Bloomberg Markets spokesman Drew Kerr told me he can’t comment on forthcoming stories, adding, “you should always check out Bloomberg Markets’ website and magazine because one never knows what may appear.”

Justin Elliott is a reporter for ProPublica. You can follow him on Twitter @ElliottJustin

More Related Stories

Featured Slide Shows

  • Share on Twitter
  • Share on Facebook
  • 1 of 8
  • Close
  • Fullscreen
  • Thumbnails
    Sonic

    7 ways Americans have defiled the hot dog

    Sonic's Bacon Double Cheddar Croissant Dog

    Sonic calls this a "gourmet twist" on a classic. I am not so, so fancy, but I know that sprinkling bacon and cheddar cheese onto a tube of pork is not gourmet, even if you have made a bun out of something that is theoretically French.

    Krispy Kreme

    7 ways Americans have defiled the hot dog

    Krispy Kreme's Doughnut Dog

    This stupid thing is a hotdog in a glazed doughnut bun, topped with bacon and raspberry jelly. It is only available at Delaware's Frawley Stadium, thank god.

    KFC

    7 ways Americans have defiled the hot dog

    KFC's Double Down Dog

    This creation is notable for its fried chicken bun and ability to hastily kill your dreams.

    Pizza Hut

    7 ways Americans have defiled the hot dog

    Pizza Hut's Hot Dog Bites Pizza

    Pizza Hut basically just glued pigs-in-blankets to the crust of its normal pizza. This actually sounds good, and I blame America for brainwashing me into feeling that.

    Carl's Jr.

    7 ways Americans have defiled the hot dog

    Carl's Jr. Most American Thick Burger

    This is a burger stuffed with potato chips and hot dogs. Choose a meat, America! How hard is it to just choose a meat?!

    Tokyo Dog

    7 ways Americans have defiled the hot dog

    Tokyo Dog's Juuni Ban

    A food truck in Seattle called Tokyo Dog created this thing, which is notable for its distinction as the Guinness Book of World Records' most expensive hot dog at $169. It is a smoked cheese bratwurst, covered in butter Teriyaki grilled onions, Maitake mushrooms, Wagyu beef, foie gras, black truffles, caviar and Japanese mayo in a brioche bun. Just calm down, Tokyo Dog. Calm down.

    Interscope

    7 ways Americans have defiled the hot dog

    Limp Bizkit's "Chocolate Starfish and the Hot Dog Flavored Water"

    This album art should be illegal.

  • Recent Slide Shows
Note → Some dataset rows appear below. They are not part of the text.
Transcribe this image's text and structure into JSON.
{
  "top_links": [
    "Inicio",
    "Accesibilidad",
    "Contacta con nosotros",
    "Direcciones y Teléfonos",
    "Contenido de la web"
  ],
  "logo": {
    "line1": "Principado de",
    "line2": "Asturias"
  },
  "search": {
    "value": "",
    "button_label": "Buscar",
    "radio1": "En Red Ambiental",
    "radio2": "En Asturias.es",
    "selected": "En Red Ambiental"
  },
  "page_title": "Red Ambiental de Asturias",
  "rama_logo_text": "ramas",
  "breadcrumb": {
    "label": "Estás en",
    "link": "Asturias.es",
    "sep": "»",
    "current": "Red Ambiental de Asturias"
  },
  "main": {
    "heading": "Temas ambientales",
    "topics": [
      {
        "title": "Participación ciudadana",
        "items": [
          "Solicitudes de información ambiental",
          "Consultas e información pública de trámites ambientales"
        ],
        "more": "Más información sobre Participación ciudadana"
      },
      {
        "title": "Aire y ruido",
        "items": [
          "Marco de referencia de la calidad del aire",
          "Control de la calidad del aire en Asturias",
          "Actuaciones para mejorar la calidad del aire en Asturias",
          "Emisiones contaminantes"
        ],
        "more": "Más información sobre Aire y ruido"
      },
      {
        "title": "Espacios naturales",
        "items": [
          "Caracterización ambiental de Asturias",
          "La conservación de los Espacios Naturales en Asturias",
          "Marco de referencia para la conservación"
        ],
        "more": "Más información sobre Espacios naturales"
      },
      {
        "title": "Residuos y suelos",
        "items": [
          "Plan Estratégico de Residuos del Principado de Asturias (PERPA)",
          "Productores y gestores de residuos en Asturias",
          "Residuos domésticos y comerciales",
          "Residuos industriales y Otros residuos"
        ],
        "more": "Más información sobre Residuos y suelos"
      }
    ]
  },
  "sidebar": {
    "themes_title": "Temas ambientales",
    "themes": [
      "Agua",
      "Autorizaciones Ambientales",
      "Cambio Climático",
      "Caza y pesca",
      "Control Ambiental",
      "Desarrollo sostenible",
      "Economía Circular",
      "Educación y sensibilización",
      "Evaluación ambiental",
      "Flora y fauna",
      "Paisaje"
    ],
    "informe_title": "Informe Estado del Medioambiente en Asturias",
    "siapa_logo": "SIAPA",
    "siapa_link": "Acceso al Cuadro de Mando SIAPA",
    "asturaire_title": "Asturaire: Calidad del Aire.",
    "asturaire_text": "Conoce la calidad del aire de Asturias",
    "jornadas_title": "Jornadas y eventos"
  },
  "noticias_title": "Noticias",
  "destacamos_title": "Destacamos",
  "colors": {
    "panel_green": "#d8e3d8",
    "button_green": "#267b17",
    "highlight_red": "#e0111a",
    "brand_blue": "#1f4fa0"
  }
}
Comments

0 Comments

Comment Preview

Your name will appear as username ( settings | log out )

You may use these HTML tags and attributes: <a href=""> <b> <em> <strong> <i> <blockquote>